SOURCE MATERIAL |

....

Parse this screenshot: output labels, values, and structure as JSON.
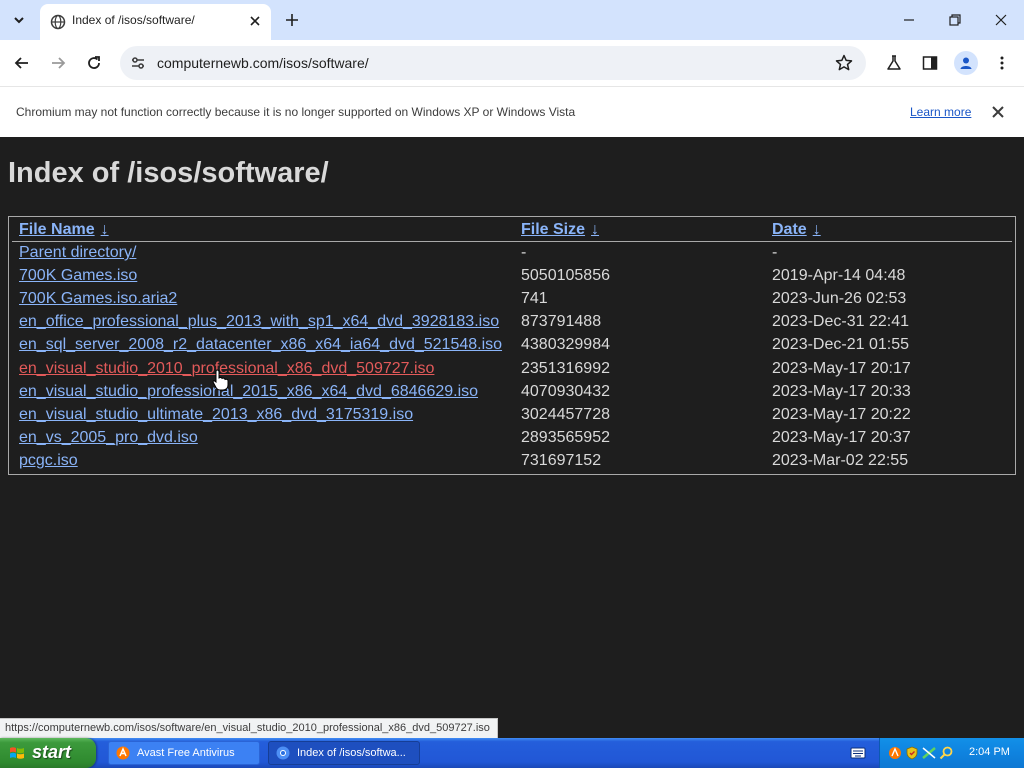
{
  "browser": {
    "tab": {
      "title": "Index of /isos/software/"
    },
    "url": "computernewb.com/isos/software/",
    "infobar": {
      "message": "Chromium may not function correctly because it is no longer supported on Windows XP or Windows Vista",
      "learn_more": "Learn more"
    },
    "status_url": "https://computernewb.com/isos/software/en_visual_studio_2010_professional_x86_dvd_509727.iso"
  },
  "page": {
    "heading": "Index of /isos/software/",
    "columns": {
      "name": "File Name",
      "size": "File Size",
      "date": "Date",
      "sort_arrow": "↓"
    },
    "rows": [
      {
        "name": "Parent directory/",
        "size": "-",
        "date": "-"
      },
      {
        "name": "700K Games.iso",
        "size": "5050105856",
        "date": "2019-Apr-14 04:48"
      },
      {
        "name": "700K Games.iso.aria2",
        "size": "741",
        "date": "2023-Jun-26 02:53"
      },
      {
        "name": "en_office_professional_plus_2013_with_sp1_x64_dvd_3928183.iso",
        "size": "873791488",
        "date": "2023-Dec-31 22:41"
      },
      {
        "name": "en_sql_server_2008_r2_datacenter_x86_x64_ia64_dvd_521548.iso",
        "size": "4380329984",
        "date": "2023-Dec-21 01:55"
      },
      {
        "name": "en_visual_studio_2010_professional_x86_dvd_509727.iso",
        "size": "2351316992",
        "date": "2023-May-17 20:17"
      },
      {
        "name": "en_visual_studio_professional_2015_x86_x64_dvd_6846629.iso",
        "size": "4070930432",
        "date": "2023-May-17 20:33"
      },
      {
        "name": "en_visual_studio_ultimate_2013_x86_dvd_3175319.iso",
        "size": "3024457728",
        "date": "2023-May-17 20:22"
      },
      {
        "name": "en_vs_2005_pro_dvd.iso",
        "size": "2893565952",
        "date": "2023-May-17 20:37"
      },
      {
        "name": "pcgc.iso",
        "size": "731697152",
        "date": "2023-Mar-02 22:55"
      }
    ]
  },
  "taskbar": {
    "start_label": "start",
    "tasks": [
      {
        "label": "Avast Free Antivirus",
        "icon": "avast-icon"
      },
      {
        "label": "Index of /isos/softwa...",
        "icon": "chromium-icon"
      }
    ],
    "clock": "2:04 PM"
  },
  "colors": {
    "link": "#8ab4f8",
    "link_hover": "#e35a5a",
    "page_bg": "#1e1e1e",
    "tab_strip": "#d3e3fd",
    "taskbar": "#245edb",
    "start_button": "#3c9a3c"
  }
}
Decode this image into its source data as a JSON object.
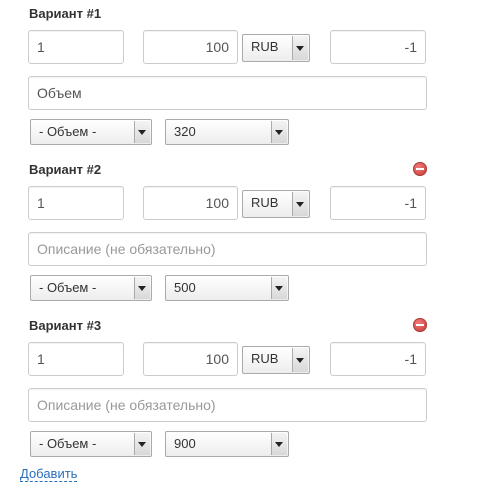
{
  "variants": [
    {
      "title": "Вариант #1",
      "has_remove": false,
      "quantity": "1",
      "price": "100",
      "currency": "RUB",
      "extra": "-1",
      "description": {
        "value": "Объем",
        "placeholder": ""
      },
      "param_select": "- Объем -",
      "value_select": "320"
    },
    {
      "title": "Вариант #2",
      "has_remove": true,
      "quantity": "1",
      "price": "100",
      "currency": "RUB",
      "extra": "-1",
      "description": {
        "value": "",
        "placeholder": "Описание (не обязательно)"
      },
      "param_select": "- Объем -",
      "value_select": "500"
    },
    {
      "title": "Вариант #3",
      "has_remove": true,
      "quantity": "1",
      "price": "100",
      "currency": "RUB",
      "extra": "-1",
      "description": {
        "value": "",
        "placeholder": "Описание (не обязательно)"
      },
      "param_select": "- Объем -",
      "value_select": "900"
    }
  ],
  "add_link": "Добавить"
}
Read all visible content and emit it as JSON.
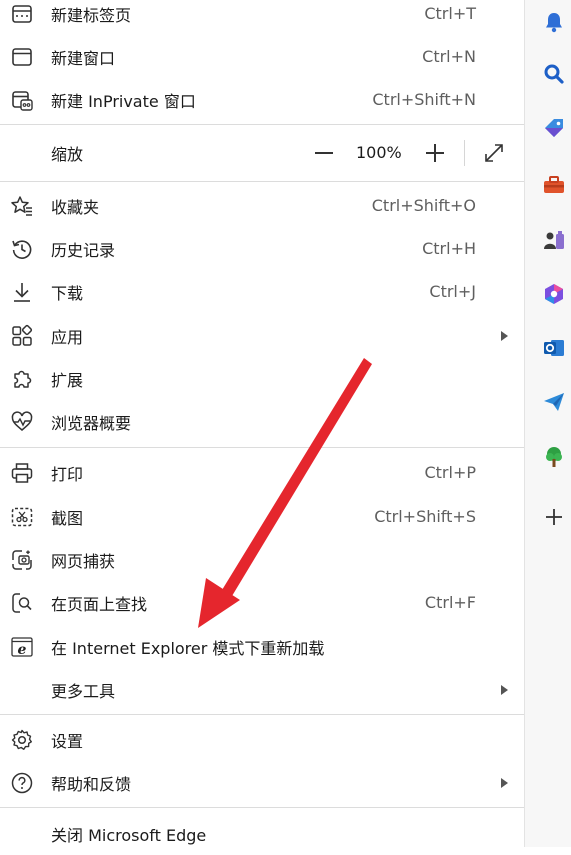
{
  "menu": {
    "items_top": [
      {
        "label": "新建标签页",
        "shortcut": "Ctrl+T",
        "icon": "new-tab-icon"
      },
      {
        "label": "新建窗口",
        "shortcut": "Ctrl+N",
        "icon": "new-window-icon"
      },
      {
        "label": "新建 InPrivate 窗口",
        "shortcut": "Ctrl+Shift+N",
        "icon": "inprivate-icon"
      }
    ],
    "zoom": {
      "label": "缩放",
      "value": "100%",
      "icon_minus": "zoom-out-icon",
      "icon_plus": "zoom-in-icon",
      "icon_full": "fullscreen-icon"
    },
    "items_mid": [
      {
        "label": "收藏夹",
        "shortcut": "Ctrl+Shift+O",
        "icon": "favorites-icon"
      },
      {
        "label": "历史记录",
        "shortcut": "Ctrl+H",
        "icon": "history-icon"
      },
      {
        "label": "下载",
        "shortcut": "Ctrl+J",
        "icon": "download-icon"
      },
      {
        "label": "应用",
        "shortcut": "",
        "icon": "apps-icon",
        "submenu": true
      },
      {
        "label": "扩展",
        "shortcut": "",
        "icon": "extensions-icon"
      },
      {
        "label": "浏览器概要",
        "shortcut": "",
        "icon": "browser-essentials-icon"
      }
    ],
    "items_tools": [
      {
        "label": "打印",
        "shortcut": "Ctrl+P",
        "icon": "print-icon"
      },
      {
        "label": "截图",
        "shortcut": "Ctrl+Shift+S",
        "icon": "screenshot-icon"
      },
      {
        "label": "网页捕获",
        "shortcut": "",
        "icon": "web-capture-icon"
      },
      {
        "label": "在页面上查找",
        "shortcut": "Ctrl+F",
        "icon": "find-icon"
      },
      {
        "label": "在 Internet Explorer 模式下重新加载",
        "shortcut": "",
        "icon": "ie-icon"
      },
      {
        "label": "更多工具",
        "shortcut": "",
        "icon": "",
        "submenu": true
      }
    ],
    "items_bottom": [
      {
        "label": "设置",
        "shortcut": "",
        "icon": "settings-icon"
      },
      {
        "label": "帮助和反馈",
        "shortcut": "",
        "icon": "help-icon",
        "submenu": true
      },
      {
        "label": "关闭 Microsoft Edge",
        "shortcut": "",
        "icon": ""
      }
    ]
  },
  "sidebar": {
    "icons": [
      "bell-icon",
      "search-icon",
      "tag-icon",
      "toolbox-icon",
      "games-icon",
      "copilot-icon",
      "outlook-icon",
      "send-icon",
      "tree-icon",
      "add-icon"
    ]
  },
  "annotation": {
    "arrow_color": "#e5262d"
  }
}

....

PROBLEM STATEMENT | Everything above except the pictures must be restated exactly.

TASK SOLUTION |
Parse this screenshot: output labels, values, and structure as JSON.
{
  "browser": {
    "tab": {
      "title": "Index of /isos/software/"
    },
    "url": "computernewb.com/isos/software/",
    "infobar": {
      "message": "Chromium may not function correctly because it is no longer supported on Windows XP or Windows Vista",
      "learn_more": "Learn more"
    },
    "status_url": "https://computernewb.com/isos/software/en_visual_studio_2010_professional_x86_dvd_509727.iso"
  },
  "page": {
    "heading": "Index of /isos/software/",
    "columns": {
      "name": "File Name",
      "size": "File Size",
      "date": "Date",
      "sort_arrow": "↓"
    },
    "rows": [
      {
        "name": "Parent directory/",
        "size": "-",
        "date": "-"
      },
      {
        "name": "700K Games.iso",
        "size": "5050105856",
        "date": "2019-Apr-14 04:48"
      },
      {
        "name": "700K Games.iso.aria2",
        "size": "741",
        "date": "2023-Jun-26 02:53"
      },
      {
        "name": "en_office_professional_plus_2013_with_sp1_x64_dvd_3928183.iso",
        "size": "873791488",
        "date": "2023-Dec-31 22:41"
      },
      {
        "name": "en_sql_server_2008_r2_datacenter_x86_x64_ia64_dvd_521548.iso",
        "size": "4380329984",
        "date": "2023-Dec-21 01:55"
      },
      {
        "name": "en_visual_studio_2010_professional_x86_dvd_509727.iso",
        "size": "2351316992",
        "date": "2023-May-17 20:17"
      },
      {
        "name": "en_visual_studio_professional_2015_x86_x64_dvd_6846629.iso",
        "size": "4070930432",
        "date": "2023-May-17 20:33"
      },
      {
        "name": "en_visual_studio_ultimate_2013_x86_dvd_3175319.iso",
        "size": "3024457728",
        "date": "2023-May-17 20:22"
      },
      {
        "name": "en_vs_2005_pro_dvd.iso",
        "size": "2893565952",
        "date": "2023-May-17 20:37"
      },
      {
        "name": "pcgc.iso",
        "size": "731697152",
        "date": "2023-Mar-02 22:55"
      }
    ]
  },
  "taskbar": {
    "start_label": "start",
    "tasks": [
      {
        "label": "Avast Free Antivirus",
        "icon": "avast-icon"
      },
      {
        "label": "Index of /isos/softwa...",
        "icon": "chromium-icon"
      }
    ],
    "clock": "2:04 PM"
  },
  "colors": {
    "link": "#8ab4f8",
    "link_hover": "#e35a5a",
    "page_bg": "#1e1e1e",
    "tab_strip": "#d3e3fd",
    "taskbar": "#245edb",
    "start_button": "#3c9a3c"
  }
}
Decode this image into its source data as a JSON object.
{
  "variants": [
    {
      "title": "Вариант #1",
      "has_remove": false,
      "quantity": "1",
      "price": "100",
      "currency": "RUB",
      "extra": "-1",
      "description": {
        "value": "Объем",
        "placeholder": ""
      },
      "param_select": "- Объем -",
      "value_select": "320"
    },
    {
      "title": "Вариант #2",
      "has_remove": true,
      "quantity": "1",
      "price": "100",
      "currency": "RUB",
      "extra": "-1",
      "description": {
        "value": "",
        "placeholder": "Описание (не обязательно)"
      },
      "param_select": "- Объем -",
      "value_select": "500"
    },
    {
      "title": "Вариант #3",
      "has_remove": true,
      "quantity": "1",
      "price": "100",
      "currency": "RUB",
      "extra": "-1",
      "description": {
        "value": "",
        "placeholder": "Описание (не обязательно)"
      },
      "param_select": "- Объем -",
      "value_select": "900"
    }
  ],
  "add_link": "Добавить"
}
Read all visible content and emit it as JSON.
{
  "menu": {
    "items_top": [
      {
        "label": "新建标签页",
        "shortcut": "Ctrl+T",
        "icon": "new-tab-icon"
      },
      {
        "label": "新建窗口",
        "shortcut": "Ctrl+N",
        "icon": "new-window-icon"
      },
      {
        "label": "新建 InPrivate 窗口",
        "shortcut": "Ctrl+Shift+N",
        "icon": "inprivate-icon"
      }
    ],
    "zoom": {
      "label": "缩放",
      "value": "100%",
      "icon_minus": "zoom-out-icon",
      "icon_plus": "zoom-in-icon",
      "icon_full": "fullscreen-icon"
    },
    "items_mid": [
      {
        "label": "收藏夹",
        "shortcut": "Ctrl+Shift+O",
        "icon": "favorites-icon"
      },
      {
        "label": "历史记录",
        "shortcut": "Ctrl+H",
        "icon": "history-icon"
      },
      {
        "label": "下载",
        "shortcut": "Ctrl+J",
        "icon": "download-icon"
      },
      {
        "label": "应用",
        "shortcut": "",
        "icon": "apps-icon",
        "submenu": true
      },
      {
        "label": "扩展",
        "shortcut": "",
        "icon": "extensions-icon"
      },
      {
        "label": "浏览器概要",
        "shortcut": "",
        "icon": "browser-essentials-icon"
      }
    ],
    "items_tools": [
      {
        "label": "打印",
        "shortcut": "Ctrl+P",
        "icon": "print-icon"
      },
      {
        "label": "截图",
        "shortcut": "Ctrl+Shift+S",
        "icon": "screenshot-icon"
      },
      {
        "label": "网页捕获",
        "shortcut": "",
        "icon": "web-capture-icon"
      },
      {
        "label": "在页面上查找",
        "shortcut": "Ctrl+F",
        "icon": "find-icon"
      },
      {
        "label": "在 Internet Explorer 模式下重新加载",
        "shortcut": "",
        "icon": "ie-icon"
      },
      {
        "label": "更多工具",
        "shortcut": "",
        "icon": "",
        "submenu": true
      }
    ],
    "items_bottom": [
      {
        "label": "设置",
        "shortcut": "",
        "icon": "settings-icon"
      },
      {
        "label": "帮助和反馈",
        "shortcut": "",
        "icon": "help-icon",
        "submenu": true
      },
      {
        "label": "关闭 Microsoft Edge",
        "shortcut": "",
        "icon": ""
      }
    ]
  },
  "sidebar": {
    "icons": [
      "bell-icon",
      "search-icon",
      "tag-icon",
      "toolbox-icon",
      "games-icon",
      "copilot-icon",
      "outlook-icon",
      "send-icon",
      "tree-icon",
      "add-icon"
    ]
  },
  "annotation": {
    "arrow_color": "#e5262d"
  }
}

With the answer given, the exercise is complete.